--- YOUR GOAL ---
Please reproduce all of the data below exactly, leaving each picture out.

--- MATERIAL PROVIDED ---

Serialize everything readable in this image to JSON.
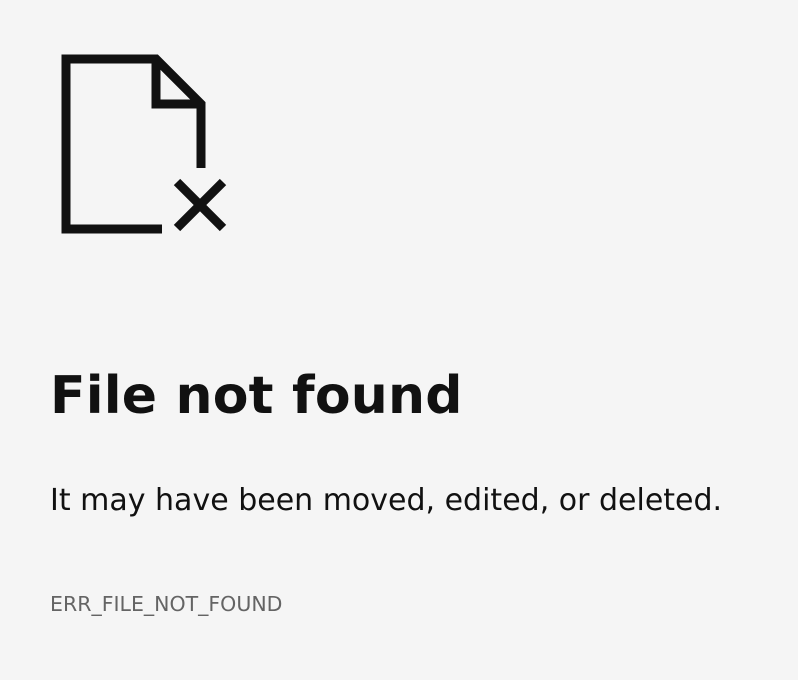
{
  "error": {
    "icon": "file-not-found-icon",
    "title": "File not found",
    "message": "It may have been moved, edited, or deleted.",
    "code": "ERR_FILE_NOT_FOUND"
  },
  "colors": {
    "background": "#f5f5f5",
    "text": "#111111",
    "code_text": "#646464"
  }
}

--- OUTPUT OF THE EXERCISE ---
Serialize everything readable in this image to JSON.
{
  "error": {
    "icon": "file-not-found-icon",
    "title": "File not found",
    "message": "It may have been moved, edited, or deleted.",
    "code": "ERR_FILE_NOT_FOUND"
  },
  "colors": {
    "background": "#f5f5f5",
    "text": "#111111",
    "code_text": "#646464"
  }
}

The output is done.